Our day hike to the top of Mt. Baldy proved that the terrain was indeed the culprit. I reached several repeaters on the Mega-Link System and even attempted a few simplex contacts. It’s very windy and cold on the peak so we didn’t spend much time at the top.

My T-Mobile service was the best performer on the trail, but at one point we had been without mobile phone service for several days. I knew the families back home were anxious to hear from us since I had been updating my Twitter feed several times a day using our troop’s hashtag. Luckily, I was able to reach a repeater in Raton, NM. I passed some message traffic to a local Ham with a Twitter account who updated our families using our hashtag. That was a cool use of amateur radio, but the operator didn’t include his call sign in the Tweet and I didn’t write it down, so to this day he remains anonymous.

The highlight was on our first day of the trek. I contacted another scout troop that was also on a trek and had a brief QSO with an adult advisor via a local repeater. I was hoping it was indicative of the many contacts to come but sadly it was the only scout contact I made. I’m hopeful more troops bring radios providing increased opportunities for local contacts while on the trail.

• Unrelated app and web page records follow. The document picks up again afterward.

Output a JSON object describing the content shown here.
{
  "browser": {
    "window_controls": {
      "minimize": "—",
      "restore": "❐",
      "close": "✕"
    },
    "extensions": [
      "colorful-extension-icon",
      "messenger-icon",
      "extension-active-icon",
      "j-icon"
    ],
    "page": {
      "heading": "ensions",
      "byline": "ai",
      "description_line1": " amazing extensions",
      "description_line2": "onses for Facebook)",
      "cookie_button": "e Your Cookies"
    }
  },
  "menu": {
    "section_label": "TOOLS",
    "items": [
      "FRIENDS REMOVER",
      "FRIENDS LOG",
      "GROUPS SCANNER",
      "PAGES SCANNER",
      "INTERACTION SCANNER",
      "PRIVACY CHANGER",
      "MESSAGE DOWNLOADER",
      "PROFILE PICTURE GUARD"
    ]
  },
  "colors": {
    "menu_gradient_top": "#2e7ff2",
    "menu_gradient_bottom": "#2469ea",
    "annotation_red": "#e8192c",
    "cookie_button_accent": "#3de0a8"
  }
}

I carried the radio around base camp before we left and after we returned from our trek. It seemed to generate quite a bit of interest. I think a Philmont repeater or two and an aggressive ad campaign would entice more hams to bring radios and connect with troops on the trail. Most of the staff camps have commercial radios for communicating with base camp. I would like to think a ham radio shack in the back country at one of the staff camps would be a fun way for the boys to connect with the outside world during a trek.

Bottom line – it was worth bringing the radio. It would be great to see more troops with ham radios in the back country and maybe even a nightly or weekly radio net.

Bud Turner
ASM, Troop 164
Quartz Hill, CA